__Work to be completed__.
Go through the records below and tally the lines that include "매매금액부분". Answer with the number only.

(Data to use begins)

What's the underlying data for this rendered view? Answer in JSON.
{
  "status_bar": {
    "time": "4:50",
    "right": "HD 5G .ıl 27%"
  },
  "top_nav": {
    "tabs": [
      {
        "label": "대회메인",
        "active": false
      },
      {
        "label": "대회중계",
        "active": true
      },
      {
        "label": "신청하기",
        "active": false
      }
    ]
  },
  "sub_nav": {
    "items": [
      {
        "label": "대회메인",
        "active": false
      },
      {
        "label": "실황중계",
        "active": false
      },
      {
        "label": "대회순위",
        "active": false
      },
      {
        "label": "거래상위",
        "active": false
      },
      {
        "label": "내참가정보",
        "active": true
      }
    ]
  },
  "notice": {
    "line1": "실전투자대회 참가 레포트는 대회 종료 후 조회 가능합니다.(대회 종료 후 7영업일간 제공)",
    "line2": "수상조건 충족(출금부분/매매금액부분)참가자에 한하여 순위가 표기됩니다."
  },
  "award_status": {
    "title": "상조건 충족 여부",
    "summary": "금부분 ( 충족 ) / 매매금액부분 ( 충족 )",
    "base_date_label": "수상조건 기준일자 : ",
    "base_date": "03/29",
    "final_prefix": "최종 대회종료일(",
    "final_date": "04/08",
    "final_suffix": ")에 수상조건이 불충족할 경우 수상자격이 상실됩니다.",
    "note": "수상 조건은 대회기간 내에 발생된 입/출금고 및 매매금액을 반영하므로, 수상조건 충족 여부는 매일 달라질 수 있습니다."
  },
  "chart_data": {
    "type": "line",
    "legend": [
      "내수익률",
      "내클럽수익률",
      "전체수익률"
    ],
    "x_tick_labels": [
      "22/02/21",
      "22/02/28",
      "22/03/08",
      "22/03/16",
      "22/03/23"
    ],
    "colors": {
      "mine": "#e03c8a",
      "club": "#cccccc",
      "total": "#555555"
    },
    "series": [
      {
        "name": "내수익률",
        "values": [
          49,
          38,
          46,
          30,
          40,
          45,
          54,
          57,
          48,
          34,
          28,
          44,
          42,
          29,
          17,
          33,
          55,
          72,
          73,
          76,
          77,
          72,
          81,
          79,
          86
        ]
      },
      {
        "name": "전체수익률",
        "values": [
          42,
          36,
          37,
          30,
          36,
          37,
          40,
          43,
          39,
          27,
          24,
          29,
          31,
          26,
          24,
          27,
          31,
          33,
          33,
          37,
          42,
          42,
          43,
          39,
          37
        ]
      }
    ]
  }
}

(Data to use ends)

__Exercise response__.
2